Turn off the main circuit breaker in the service panel; use the battery-powered light to see. Remove the panel cover screws with a screwdriver and lift the cover off the box. Never touch the large, heavy gauge aluminum or copper wires coming from the outside, or the terminals they attach to, because the current is always present.

Step 3

Look at the arrangement of the circuit breakers in the service panel. The breaker at the top left position, and the one directly below it, connect to different incoming lines. The incoming lines alternate from top to bottom and side to side. Line 1 serves the first circuit breaker on the left and the second breaker on the right. Line 2 serves the second left breaker and the first right breaker.


Step 4

Count the number of 15-amp, single-switch breakers on Line 1 and on Line 2. Do the same with the 20-amp, single-switch breakers. Line 1 and Line 2 should have approximately the same number of 15 and 20-amp circuit breakers. Having exactly the same number is not necessarily correct, but in most cases the numbers should be close.

Step 5

Total up the power used on each incoming line using the survey done earlier. The two lines should each have approximately the same level of power use. If there is a difference of more than 10 to 25 percent, a change may need to be made.


Step 6

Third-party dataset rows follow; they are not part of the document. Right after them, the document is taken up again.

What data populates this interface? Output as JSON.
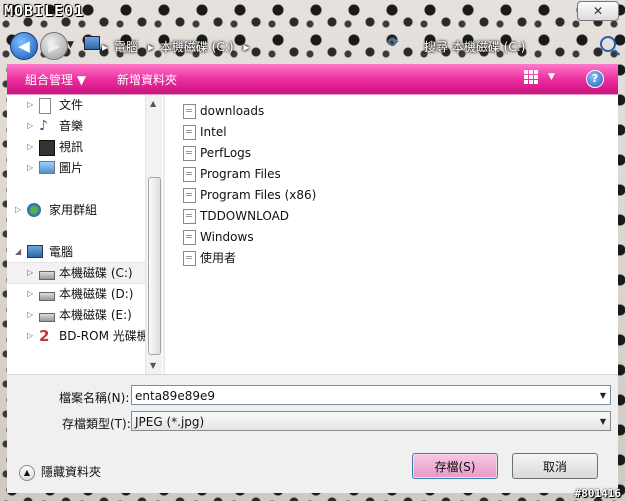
{
  "app": {
    "logo": "MOBILE01",
    "close_glyph": "✕",
    "watermark": "#801416"
  },
  "nav": {
    "crumbs": [
      "電腦",
      "本機磁碟 (C:)"
    ],
    "search_placeholder": "搜尋 本機磁碟 (C:)"
  },
  "toolbar": {
    "organize": "組合管理 ▼",
    "new_folder": "新增資料夾",
    "help": "?"
  },
  "sidebar": {
    "items": [
      {
        "label": "文件",
        "icon": "document-icon"
      },
      {
        "label": "音樂",
        "icon": "music-icon"
      },
      {
        "label": "視訊",
        "icon": "video-icon"
      },
      {
        "label": "圖片",
        "icon": "picture-icon"
      },
      {
        "label": "家用群組",
        "icon": "homegroup-icon"
      },
      {
        "label": "電腦",
        "icon": "computer-icon"
      },
      {
        "label": "本機磁碟 (C:)",
        "icon": "drive-c-icon"
      },
      {
        "label": "本機磁碟 (D:)",
        "icon": "drive-icon"
      },
      {
        "label": "本機磁碟 (E:)",
        "icon": "drive-icon"
      },
      {
        "label": "BD-ROM 光碟機",
        "icon": "bd-rom-icon"
      }
    ]
  },
  "files": [
    "downloads",
    "Intel",
    "PerfLogs",
    "Program Files",
    "Program Files (x86)",
    "TDDOWNLOAD",
    "Windows",
    "使用者"
  ],
  "form": {
    "filename_label": "檔案名稱(N):",
    "filename_value": "enta89e89e9",
    "filetype_label": "存檔類型(T):",
    "filetype_value": "JPEG (*.jpg)",
    "hide_folders": "隱藏資料夾",
    "save": "存檔(S)",
    "cancel": "取消"
  },
  "colors": {
    "accent": "#ea2a9c",
    "save_button": "#e79ac6"
  }
}
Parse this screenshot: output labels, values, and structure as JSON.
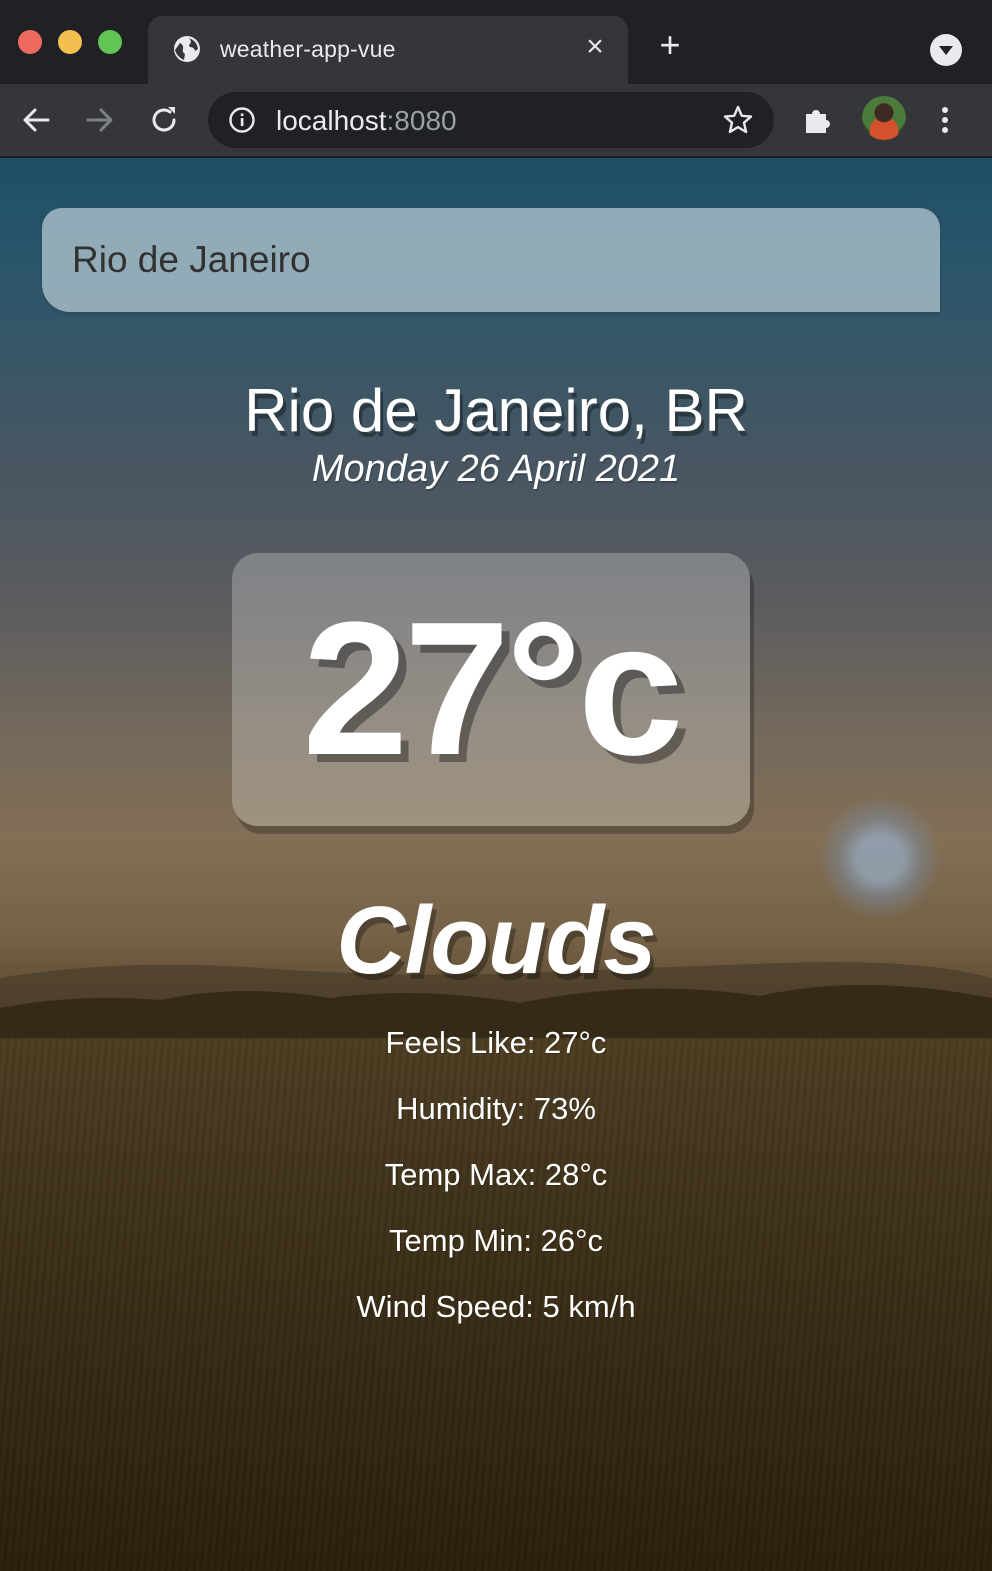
{
  "browser": {
    "tab_title": "weather-app-vue",
    "url_host": "localhost",
    "url_port": ":8080"
  },
  "search": {
    "value": "Rio de Janeiro"
  },
  "weather": {
    "location": "Rio de Janeiro, BR",
    "date": "Monday 26 April 2021",
    "temperature": "27°c",
    "condition": "Clouds",
    "details": [
      "Feels Like: 27°c",
      "Humidity: 73%",
      "Temp Max: 28°c",
      "Temp Min: 26°c",
      "Wind Speed: 5 km/h"
    ]
  },
  "colors": {
    "tab_bar": "#202124",
    "toolbar": "#35363a",
    "search_box": "#b4c8d2",
    "text": "#ffffff"
  },
  "icons": {
    "tab": "globe-icon",
    "close": "close-icon",
    "new_tab": "plus-icon",
    "back": "back-arrow-icon",
    "forward": "forward-arrow-icon",
    "reload": "reload-icon",
    "site_info": "info-icon",
    "bookmark": "star-icon",
    "extensions": "puzzle-icon",
    "menu": "kebab-menu-icon"
  }
}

Move a heavily loaded circuit breaker from Line 1 or Line 2 to an empty position on the other Line. Pry the circuit breaker loose at the center, unhook it and move it to an empty position on the other line. Hook the breaker on the bar and press in at the center until it locks in place.